All of these realities create what Klonsky called "an unworkable situation."
Incredible impact on violence
Though size alone does not determine student or school success, Klonsky said, "Smallness alone has an incredible impact on violence."
According to his recent research on school violence, schools with 700 students have 10 times the number of serious violent incident reports as schools with 350 students. As the number of students increases, the daily violence rates increase exponentially. Klonsky said that teachers' primary concern in urban public schools is "getting the kids under control," and small schools help solve this problem because students cannot be anonymous.
In advocating for small schools, however, Klonsky emphasized that attention to the scope and pace of changes to small schools is essential for their success. Klonsky pointed to Renaissance 2010, a new Chicago initiative, as an example not to follow. The program aims to start 100 small schools over the next five years. Klonsky cautioned that without the proper planning and resources, small schools risk being only "smaller holding areas and sorting devices."
According to Klonsky, one answer for Philadelphia is to convert existing high schools into small schools that share a building.
However, he emphasized that size is only one piece of the equation and gave the following tips to schools that are considering converting to small schools:
Engage the school community.
Make sure resources - teachers, leadership, money, time - are in place.
Make sure that there is a viable site.
Provide for training and ongoing professional development.
Klonsky predicted that without all four of these pieces present, a small school would never succeed. The sustainability of small schools, he stressed, depends on community support and exceptional leadership, both of which vary by school.
"Every school is different. That's the problem with some of these replicable models," he said, referring to efforts by some districts and communities to build their own versions of such celebrated small schools as the Metropolitan Regional and Technical Center (The Met), a state-operated small school based in Providence, R.I. The school campus includes a fitness center, a performing arts center, and a "commons" area that doubles as a neighborhood town square for the entire community.
Klonsky named relationships between teachers and students, challenging curriculum, and instructional models that help create a learning community among educators and students as the three factors at the heart of successful small schools.
Relationships are a basic component of successful schools at all levels, Klonsky maintained.
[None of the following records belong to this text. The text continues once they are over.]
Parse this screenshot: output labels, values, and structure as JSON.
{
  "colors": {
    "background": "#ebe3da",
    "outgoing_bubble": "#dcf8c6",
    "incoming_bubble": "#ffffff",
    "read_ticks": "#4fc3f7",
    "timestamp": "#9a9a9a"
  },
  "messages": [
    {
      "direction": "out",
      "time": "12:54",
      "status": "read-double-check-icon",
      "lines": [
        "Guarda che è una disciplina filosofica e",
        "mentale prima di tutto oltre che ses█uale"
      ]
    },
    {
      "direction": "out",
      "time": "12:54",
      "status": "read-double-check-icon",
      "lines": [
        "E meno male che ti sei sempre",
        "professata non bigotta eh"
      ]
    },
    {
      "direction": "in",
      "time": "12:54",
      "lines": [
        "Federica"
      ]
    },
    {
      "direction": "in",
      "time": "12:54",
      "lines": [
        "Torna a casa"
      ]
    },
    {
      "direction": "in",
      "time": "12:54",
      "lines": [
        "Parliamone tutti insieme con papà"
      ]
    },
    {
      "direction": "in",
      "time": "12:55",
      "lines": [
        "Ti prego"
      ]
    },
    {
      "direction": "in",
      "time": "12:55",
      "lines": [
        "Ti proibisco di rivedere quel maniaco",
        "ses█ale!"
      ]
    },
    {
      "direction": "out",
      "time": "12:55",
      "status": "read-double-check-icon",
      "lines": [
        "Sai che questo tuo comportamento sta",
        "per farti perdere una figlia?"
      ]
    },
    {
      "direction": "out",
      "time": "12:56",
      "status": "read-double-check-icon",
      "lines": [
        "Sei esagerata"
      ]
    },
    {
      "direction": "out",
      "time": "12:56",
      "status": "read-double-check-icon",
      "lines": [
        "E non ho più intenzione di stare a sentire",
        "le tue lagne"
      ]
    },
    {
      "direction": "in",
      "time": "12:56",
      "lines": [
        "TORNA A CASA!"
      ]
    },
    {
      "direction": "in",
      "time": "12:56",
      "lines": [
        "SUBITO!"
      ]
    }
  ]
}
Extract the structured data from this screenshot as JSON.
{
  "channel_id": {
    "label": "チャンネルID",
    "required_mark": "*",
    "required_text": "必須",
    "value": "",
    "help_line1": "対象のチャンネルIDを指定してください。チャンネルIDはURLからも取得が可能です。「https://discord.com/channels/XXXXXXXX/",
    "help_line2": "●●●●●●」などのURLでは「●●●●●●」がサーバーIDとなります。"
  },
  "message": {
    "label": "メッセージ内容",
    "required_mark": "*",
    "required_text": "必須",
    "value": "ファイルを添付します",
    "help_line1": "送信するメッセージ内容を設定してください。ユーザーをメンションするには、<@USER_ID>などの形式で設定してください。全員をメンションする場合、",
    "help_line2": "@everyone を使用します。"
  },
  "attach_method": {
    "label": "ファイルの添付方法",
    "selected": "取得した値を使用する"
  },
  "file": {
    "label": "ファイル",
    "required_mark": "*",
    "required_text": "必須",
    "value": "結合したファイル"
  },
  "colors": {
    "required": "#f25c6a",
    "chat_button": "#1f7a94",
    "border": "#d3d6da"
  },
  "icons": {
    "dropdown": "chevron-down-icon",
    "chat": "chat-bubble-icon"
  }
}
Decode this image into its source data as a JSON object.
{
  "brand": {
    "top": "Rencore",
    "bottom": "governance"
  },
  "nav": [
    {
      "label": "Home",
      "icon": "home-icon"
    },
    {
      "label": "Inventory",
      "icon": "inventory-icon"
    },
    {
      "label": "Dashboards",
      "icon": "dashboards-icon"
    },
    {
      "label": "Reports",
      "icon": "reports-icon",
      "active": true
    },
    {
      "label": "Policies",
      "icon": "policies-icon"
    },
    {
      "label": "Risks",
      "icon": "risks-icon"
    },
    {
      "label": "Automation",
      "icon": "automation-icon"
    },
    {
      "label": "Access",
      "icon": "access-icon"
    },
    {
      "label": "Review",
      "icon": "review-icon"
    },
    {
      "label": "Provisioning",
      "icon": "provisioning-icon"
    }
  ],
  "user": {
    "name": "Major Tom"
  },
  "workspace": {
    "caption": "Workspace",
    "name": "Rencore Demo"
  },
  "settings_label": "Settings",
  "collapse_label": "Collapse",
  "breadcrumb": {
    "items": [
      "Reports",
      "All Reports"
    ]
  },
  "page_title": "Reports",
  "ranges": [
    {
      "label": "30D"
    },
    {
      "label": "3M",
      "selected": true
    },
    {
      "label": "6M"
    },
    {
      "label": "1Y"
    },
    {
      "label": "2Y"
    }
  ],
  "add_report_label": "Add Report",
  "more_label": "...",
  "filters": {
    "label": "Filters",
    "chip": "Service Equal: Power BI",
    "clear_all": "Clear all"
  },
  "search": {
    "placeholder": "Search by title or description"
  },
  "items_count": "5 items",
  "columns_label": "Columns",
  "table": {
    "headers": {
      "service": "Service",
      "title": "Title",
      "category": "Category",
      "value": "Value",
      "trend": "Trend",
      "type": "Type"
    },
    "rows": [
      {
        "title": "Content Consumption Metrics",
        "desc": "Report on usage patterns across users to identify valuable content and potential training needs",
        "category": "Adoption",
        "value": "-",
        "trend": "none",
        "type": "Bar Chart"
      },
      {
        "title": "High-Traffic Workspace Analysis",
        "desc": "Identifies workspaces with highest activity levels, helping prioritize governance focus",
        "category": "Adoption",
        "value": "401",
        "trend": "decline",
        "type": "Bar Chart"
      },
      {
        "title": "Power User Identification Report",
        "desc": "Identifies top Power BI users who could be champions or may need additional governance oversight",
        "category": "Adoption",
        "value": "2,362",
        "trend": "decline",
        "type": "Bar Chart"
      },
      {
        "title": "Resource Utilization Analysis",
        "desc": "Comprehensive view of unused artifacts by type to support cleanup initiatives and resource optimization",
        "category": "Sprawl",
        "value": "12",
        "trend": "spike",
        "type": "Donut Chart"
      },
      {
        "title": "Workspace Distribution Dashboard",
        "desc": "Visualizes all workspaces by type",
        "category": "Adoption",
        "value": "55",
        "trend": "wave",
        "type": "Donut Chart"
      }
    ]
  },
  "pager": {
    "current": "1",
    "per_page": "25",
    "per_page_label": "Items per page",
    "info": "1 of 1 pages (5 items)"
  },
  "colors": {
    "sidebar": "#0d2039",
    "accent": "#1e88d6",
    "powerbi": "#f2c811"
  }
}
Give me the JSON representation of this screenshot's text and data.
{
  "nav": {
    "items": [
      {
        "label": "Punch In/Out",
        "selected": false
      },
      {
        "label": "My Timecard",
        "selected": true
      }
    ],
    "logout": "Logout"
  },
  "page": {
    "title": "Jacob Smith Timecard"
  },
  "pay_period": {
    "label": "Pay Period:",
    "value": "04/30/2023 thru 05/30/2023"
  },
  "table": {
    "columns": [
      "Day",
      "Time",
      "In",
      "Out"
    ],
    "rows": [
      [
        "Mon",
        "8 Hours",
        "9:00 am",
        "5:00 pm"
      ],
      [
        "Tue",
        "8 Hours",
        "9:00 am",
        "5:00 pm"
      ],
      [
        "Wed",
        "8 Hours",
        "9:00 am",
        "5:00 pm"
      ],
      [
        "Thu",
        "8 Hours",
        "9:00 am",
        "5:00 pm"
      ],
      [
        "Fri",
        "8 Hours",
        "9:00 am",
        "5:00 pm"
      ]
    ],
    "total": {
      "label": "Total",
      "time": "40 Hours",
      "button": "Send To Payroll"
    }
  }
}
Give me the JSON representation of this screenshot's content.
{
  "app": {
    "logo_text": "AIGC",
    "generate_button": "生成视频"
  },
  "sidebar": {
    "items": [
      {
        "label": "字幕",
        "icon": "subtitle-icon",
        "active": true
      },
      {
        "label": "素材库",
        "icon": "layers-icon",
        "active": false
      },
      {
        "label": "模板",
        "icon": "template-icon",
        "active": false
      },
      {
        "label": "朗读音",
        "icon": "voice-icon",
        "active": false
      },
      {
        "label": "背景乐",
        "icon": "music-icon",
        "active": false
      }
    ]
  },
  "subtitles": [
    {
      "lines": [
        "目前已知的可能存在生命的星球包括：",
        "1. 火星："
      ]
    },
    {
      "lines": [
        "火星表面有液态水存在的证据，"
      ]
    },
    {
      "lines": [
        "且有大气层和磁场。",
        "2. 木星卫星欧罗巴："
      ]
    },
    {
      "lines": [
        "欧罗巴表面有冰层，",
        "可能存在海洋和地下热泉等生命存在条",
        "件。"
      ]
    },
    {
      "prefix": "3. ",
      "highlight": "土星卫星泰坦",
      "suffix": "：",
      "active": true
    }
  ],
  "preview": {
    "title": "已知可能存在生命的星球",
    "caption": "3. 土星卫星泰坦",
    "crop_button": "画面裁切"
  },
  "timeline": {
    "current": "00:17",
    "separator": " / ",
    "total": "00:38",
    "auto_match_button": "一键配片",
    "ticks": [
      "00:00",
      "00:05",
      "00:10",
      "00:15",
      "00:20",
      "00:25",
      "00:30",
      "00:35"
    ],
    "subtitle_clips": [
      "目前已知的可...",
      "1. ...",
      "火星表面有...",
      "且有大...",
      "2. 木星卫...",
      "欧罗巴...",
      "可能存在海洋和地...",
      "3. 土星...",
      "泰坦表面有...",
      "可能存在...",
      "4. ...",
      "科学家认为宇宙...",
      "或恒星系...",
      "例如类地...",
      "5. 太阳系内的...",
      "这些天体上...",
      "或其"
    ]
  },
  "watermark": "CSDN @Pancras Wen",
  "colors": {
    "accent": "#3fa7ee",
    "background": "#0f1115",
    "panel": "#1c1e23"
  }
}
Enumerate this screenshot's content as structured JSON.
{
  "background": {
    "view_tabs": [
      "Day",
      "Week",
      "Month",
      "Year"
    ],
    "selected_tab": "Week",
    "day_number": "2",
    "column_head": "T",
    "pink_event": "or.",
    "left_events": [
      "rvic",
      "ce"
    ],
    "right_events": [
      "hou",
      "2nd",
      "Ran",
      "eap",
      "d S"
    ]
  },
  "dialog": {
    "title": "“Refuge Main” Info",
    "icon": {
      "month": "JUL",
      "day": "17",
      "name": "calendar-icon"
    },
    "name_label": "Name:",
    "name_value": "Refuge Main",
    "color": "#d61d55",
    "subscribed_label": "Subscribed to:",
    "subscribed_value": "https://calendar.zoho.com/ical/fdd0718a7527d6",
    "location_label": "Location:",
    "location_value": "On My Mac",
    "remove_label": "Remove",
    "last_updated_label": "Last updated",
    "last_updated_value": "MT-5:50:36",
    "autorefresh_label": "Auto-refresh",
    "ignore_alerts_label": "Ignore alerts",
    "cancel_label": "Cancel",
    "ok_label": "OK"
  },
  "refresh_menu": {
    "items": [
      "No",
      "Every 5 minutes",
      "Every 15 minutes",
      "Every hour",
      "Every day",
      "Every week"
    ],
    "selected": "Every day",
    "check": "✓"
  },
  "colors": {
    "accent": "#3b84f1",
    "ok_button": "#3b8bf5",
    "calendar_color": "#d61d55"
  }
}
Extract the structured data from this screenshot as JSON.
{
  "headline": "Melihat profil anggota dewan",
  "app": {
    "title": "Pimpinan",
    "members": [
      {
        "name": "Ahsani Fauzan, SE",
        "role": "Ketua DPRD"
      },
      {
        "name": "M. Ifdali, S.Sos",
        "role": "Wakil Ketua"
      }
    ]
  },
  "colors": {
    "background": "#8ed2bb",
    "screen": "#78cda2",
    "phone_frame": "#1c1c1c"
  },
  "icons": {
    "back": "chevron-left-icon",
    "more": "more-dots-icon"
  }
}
But he argued that high school teachers have not traditionally focused on forging relationships with their students or on connecting the curriculum to their students' lives.
"Kids," Klonsky told the audience, "are being killed by anonymity."